by Martine Zajacek
A current buzzword, Design Management means many things to many people.
But what is design management? And why is it the topic on everyone's
Design Management, put simply, is the management of the design process.
In researching this article I've decided that design management has two
main focuses: internal and external. And its the internal focus with
which designers are most familiar.
Consultants such as Robyn Robins, a design management and communication
expert, are responsible for the increased awareness among designers of
the importance of design management to their business. Robins has
lectured on design management related topics for most AGDA state
chapters during the last few years. Under her tutelage designers have
been given the tools and strategies to make them more professional and
business-like in running their design practices.
Design management is a growth industry and is of paramount importance to
the continuing professionalism of Australian designers. AGDA,
recognising this fact, has published a practice note Design Management:
unlocking the graphic design process. Aimed at designers and their
clients, the publication discusses design, its value to business and
explains the design process. Detailed information on the stages in the
process and a comprehensive checklist are provided. The publication is
available as a PDF file for downloading from members only section of the
The 1998 AGDA/ISS Professional Fellowship, designed to fill a skills gap
in the design industry, was awarded to Lucy Elliott, a student studying
for her second degree, in Business. Elliott attended a design management
conference in Amsterdam, and on her return will disseminate to AGDA
members information on the intricacies of running a design studio.
All of these initiatives ? design management seminars, publications and
awarding fellowships ? are directed at the internal focus of design
management: that of educating designers encouraging them to become
professional and business-like in running their design practices.
While this is an important issue, it is the external focus of design
management that will have the greatest impact on our industry. This
external focus ? the promotion of design and the understanding of its
worth to business, industry and culture ? can affect the relevance with
which the business and corporate community views our profession.
The Design Management Institute (DMI) is an international association
based in Boston. Founded in 1975 at the Massachusetts College of Art,
the DMI envisions a future in which design is managed in the best
possible way and all industries and organisations value design as a
crucial business tool.
The DMI's objective is to advocate for the economic and cultural
importance of design, and to make accessible a body of knowledge on
design effectiveness in business.
Through its case study program, the DMI sponsors and develops research
methodologies that explore and document the exact role design plays in
business success. The published case studies, now numbering over 30,
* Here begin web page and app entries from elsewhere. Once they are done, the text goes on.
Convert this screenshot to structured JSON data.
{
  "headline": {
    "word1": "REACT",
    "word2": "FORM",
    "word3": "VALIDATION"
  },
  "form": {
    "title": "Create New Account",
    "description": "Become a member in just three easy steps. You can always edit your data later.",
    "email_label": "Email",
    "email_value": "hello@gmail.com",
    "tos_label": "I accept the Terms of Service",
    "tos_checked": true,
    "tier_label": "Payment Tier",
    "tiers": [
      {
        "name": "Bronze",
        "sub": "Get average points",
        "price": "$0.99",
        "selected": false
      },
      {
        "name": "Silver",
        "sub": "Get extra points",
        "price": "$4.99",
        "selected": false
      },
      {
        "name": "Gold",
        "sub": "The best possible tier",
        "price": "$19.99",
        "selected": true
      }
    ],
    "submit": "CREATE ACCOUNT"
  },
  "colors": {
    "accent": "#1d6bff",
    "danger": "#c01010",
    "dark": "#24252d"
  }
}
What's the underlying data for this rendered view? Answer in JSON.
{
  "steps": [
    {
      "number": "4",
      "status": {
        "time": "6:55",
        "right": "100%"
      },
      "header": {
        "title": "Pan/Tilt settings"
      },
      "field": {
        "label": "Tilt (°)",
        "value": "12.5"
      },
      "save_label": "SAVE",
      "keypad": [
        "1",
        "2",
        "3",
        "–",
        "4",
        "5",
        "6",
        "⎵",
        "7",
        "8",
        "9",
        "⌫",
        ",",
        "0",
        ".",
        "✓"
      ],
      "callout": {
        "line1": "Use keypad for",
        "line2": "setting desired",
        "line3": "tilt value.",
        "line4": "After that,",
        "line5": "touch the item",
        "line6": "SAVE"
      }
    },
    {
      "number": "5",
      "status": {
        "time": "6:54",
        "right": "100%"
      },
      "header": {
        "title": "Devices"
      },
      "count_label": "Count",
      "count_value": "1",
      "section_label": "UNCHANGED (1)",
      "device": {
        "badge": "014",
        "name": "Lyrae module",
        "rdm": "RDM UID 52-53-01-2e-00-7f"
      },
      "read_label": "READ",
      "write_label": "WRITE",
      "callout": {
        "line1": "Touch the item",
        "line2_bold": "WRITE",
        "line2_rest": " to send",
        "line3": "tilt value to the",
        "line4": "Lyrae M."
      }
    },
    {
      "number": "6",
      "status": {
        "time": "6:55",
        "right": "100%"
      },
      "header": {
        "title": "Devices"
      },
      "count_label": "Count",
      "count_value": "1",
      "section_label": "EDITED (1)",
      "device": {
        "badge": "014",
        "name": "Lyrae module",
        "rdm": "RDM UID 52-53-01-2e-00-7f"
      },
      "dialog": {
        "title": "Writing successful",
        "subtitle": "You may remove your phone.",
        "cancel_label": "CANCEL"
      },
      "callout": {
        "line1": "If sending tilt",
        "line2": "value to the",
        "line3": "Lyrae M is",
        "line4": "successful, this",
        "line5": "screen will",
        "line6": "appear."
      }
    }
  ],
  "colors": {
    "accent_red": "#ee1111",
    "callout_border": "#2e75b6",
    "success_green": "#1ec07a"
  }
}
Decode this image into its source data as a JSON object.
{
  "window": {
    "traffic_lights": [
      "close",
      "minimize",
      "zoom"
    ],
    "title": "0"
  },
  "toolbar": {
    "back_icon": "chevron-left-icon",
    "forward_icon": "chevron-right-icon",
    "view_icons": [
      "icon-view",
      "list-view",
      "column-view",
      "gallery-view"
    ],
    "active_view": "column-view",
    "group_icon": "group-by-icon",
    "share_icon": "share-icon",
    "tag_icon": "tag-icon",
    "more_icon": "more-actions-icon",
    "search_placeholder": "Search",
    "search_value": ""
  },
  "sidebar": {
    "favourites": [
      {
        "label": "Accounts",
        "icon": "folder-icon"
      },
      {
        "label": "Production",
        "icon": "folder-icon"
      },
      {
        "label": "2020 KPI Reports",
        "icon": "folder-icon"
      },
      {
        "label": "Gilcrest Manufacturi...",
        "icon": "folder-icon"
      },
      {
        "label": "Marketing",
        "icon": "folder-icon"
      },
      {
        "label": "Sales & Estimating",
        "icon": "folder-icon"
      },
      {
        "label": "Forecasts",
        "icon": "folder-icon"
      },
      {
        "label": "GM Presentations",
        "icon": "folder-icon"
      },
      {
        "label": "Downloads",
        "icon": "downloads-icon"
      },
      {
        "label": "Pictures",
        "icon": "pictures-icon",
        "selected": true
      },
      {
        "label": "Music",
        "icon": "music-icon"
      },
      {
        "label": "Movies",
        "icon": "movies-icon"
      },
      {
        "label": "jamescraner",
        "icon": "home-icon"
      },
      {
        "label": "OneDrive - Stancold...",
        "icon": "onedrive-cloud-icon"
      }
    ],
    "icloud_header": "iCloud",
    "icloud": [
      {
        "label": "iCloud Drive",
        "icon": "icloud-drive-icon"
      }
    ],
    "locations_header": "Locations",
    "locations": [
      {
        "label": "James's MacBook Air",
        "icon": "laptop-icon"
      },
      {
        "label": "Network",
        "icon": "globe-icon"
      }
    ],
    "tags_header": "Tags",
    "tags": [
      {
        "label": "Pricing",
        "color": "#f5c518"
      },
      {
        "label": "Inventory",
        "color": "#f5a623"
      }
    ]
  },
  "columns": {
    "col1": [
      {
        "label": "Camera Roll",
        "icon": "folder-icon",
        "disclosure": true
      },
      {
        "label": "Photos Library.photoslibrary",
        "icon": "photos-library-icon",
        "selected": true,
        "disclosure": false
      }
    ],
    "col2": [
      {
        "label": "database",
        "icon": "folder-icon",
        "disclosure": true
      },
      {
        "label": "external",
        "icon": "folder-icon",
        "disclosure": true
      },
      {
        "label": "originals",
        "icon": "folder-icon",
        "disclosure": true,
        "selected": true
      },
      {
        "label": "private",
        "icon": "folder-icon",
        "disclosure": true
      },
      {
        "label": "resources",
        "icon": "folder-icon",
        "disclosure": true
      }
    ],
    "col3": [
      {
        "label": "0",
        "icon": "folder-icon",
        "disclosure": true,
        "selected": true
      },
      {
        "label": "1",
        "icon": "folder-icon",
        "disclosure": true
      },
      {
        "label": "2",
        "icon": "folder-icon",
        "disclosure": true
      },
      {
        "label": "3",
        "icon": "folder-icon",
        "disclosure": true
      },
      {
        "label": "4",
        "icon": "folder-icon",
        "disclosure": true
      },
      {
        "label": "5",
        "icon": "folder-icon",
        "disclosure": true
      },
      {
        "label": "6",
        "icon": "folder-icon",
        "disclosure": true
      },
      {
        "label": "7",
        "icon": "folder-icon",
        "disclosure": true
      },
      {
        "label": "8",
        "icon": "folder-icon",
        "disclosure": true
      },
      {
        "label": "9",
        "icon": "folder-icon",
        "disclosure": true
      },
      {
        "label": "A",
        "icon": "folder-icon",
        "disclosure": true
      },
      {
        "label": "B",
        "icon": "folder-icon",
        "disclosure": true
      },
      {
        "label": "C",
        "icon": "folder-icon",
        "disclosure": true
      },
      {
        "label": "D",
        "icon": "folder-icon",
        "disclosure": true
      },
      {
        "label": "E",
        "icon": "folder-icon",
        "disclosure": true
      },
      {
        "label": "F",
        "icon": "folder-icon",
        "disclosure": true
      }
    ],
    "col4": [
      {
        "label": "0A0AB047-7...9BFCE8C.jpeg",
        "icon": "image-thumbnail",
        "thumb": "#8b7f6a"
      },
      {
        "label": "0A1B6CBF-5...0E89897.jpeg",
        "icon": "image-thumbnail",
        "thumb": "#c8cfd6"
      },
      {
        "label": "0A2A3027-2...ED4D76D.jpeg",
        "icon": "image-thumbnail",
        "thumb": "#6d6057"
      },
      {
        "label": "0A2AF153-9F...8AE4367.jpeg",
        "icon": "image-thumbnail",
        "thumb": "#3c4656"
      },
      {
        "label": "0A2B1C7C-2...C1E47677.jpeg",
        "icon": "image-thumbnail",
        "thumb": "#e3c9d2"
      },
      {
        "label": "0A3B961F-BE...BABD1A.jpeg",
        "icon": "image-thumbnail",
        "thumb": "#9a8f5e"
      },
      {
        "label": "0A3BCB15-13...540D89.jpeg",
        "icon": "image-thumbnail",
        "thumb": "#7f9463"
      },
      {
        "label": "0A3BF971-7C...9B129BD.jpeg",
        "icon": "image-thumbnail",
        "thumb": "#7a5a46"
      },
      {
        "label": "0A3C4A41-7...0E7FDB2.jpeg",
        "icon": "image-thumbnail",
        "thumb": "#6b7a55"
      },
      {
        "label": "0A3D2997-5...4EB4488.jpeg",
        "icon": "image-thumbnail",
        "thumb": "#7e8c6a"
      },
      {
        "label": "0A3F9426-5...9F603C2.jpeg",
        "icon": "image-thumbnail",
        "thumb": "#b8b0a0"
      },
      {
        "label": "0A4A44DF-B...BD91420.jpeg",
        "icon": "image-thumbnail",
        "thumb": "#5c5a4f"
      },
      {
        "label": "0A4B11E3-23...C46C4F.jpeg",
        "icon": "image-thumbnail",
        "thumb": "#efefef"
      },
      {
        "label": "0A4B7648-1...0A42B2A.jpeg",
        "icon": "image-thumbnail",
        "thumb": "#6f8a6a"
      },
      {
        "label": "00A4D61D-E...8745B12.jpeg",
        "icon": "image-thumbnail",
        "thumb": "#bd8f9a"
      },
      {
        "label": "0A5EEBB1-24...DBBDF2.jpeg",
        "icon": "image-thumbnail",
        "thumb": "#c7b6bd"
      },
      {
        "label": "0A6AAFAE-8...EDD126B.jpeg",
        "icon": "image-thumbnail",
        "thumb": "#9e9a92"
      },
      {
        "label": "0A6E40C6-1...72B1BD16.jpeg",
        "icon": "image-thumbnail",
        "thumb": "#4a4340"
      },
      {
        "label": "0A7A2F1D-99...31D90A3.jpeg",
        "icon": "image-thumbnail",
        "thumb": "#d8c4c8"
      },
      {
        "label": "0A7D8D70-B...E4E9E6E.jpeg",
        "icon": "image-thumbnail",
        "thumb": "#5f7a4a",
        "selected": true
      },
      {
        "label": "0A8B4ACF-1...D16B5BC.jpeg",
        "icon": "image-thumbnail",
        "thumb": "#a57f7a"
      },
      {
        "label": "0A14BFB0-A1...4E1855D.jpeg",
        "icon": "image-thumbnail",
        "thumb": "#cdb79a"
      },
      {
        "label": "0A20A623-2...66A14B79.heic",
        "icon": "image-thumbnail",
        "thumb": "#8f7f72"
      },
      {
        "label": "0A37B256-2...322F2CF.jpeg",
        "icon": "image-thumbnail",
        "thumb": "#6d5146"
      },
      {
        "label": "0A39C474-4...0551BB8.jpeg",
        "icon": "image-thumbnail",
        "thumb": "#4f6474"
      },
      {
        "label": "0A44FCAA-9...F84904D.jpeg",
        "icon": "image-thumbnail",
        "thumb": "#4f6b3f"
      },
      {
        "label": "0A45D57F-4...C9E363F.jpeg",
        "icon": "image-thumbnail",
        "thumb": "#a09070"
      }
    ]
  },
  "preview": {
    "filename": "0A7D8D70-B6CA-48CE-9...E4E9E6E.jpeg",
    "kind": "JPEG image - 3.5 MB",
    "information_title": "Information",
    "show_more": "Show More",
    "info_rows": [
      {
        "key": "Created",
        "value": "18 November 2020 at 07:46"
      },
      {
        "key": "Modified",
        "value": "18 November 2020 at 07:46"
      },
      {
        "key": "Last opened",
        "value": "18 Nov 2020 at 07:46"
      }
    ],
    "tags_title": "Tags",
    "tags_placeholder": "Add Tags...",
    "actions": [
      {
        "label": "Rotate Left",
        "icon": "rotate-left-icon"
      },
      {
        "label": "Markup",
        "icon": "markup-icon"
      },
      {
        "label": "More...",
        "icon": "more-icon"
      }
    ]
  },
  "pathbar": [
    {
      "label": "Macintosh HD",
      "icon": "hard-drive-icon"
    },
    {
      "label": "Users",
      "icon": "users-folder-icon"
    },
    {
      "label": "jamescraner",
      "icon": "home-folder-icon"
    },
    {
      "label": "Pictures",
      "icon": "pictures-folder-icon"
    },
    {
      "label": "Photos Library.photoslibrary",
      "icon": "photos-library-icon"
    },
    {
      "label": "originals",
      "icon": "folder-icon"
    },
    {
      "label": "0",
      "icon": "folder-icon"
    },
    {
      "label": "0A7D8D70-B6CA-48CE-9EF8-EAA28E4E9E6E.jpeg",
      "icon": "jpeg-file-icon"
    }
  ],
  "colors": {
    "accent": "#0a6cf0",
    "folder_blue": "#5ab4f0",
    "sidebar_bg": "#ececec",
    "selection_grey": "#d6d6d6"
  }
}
document the value of design and are taught at many of the world's
leading business schools, including Harvard.
The DMI advocates the inclusion of business issues understanding in
undergraduate design education, has recently established a MBA in Design
Management, publishes The Design Management Journal each quarter and
runs an international program of conferences. Regularly drawing sell-out
crowds, these conferences demonstrate the importance placed on design
management by today's international design industry.
Current DMI members number more than 650, and the list of corporate
members reads like a who's who of the business world: AT&T, Bankers
Trust Co, Colgate-Palmolive Co, Eastman Kodak Company, Hewlett-Packard
Co, IBM Corp, Kraft Foods Inc, Procter & Gamble Co, Reebok International
Ltd, Revlon Inc and Xerox.
For the DMI, design is a serious business. Its about strategic
innovation and problem solving solutions which make a business more
competitive and profitable.
Earl Powell, President of DMI and a speaker at SD99, explains the
growing importance of design management, "more than ever before,
companies are relying on design to support their business objectives.
And as the crucial contribution of design gains recognition in the
business community, the place of design management within organizations
is growing and changing."
While Australian designers are beginning to understand the importance of
design management to their practices, the industry as a whole has little
information or research on the impact of design on a business's bottom
line. It is through associations such as the DMI, and thereby the
international network of design management professionals that this
information and research will be made available to us.
By reading the existing case studies and analysing the research models
we can begin to replicate them in our industry, and develop our own body
of research that documents the role Australian design plays in
Australian business success.
Visit their website and start the education process: http://www.dmi.org.